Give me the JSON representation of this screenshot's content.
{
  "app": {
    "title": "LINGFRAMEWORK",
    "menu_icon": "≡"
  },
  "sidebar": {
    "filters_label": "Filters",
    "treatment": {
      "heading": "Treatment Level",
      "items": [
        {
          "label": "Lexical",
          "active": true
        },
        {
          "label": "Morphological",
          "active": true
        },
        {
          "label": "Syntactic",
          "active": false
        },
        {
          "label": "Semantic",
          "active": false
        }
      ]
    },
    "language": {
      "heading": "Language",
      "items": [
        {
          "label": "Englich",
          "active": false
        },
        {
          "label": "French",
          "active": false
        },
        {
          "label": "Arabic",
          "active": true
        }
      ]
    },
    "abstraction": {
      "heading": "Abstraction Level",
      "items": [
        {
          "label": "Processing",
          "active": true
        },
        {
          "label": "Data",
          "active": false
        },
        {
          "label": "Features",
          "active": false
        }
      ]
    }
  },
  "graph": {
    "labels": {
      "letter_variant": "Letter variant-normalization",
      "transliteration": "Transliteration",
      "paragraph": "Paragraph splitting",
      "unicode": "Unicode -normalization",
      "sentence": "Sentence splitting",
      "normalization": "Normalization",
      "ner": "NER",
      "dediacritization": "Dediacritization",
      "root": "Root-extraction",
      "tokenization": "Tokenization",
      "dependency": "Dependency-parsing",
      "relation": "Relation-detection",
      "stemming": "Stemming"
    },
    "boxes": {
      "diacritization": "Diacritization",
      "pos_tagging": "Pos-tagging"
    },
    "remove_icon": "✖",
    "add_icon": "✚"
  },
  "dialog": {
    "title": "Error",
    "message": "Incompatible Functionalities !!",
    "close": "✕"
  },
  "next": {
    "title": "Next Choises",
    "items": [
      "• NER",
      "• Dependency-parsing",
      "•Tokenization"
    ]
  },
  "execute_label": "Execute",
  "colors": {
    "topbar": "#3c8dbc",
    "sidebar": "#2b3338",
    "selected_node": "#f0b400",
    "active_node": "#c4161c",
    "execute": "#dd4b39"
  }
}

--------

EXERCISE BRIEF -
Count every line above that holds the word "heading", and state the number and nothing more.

WRITTEN ANSWER -
3